[TRY IT]: Lines below containing the word "link" should be copied out.

Stored items:
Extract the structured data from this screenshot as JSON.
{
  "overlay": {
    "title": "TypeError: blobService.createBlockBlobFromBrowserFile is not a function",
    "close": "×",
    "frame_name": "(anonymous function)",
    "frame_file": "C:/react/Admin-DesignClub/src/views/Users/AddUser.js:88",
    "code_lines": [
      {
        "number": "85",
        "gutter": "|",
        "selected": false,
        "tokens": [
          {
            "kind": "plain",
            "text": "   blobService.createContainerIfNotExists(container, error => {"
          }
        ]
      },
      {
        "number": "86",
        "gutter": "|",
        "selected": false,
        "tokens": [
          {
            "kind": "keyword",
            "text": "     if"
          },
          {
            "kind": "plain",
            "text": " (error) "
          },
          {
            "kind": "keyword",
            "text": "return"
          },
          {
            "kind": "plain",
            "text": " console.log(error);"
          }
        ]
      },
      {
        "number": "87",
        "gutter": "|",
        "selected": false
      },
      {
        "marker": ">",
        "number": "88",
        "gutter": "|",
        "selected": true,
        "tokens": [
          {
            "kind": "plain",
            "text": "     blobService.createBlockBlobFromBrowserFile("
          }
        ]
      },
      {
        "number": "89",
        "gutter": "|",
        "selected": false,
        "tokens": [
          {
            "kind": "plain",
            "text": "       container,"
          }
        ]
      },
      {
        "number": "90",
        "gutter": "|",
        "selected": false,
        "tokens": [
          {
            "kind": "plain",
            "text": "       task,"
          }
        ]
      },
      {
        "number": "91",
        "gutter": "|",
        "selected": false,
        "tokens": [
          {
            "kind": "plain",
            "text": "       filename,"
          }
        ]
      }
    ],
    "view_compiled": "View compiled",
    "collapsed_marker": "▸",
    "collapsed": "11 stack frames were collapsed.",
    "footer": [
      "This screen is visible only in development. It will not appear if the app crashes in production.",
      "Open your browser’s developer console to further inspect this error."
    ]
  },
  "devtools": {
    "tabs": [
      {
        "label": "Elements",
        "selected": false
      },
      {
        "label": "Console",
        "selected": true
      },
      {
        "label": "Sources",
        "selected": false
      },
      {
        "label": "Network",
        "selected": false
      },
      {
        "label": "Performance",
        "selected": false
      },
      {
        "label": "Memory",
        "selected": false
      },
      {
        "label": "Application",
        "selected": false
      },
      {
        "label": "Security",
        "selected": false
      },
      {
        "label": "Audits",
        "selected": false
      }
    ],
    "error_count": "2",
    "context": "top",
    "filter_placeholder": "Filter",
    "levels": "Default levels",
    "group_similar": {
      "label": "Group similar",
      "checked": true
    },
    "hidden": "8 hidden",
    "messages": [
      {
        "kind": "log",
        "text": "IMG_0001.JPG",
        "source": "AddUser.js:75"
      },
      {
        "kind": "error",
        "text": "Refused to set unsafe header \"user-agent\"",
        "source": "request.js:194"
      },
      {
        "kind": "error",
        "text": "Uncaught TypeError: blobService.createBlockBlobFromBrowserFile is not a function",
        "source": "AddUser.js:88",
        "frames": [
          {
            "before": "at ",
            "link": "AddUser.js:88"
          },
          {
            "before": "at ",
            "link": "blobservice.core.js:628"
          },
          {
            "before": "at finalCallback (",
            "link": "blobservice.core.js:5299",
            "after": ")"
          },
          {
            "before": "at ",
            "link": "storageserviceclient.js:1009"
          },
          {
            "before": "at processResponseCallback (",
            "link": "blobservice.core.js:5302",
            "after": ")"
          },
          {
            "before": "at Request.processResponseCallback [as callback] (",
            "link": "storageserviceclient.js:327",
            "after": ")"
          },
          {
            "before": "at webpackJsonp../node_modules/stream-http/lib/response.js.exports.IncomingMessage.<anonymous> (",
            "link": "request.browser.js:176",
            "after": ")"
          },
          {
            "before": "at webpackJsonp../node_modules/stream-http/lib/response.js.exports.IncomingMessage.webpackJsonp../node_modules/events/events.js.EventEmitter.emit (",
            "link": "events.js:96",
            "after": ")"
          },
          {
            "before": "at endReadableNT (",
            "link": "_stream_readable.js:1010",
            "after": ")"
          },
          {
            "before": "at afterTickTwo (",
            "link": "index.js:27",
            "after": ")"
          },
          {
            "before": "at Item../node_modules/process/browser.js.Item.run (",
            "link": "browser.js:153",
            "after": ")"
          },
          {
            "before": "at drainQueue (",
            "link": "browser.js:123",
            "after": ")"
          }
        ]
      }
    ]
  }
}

[RESULT FOR THIS TASK]:
            "link": "AddUser.js:88"
            "link": "blobservice.core.js:628"
            "link": "blobservice.core.js:5299",
            "link": "storageserviceclient.js:1009"
            "link": "blobservice.core.js:5302",
            "link": "storageserviceclient.js:327",
            "link": "request.browser.js:176",
            "link": "events.js:96",
            "link": "_stream_readable.js:1010",
            "link": "index.js:27",
            "link": "browser.js:153",
            "link": "browser.js:123",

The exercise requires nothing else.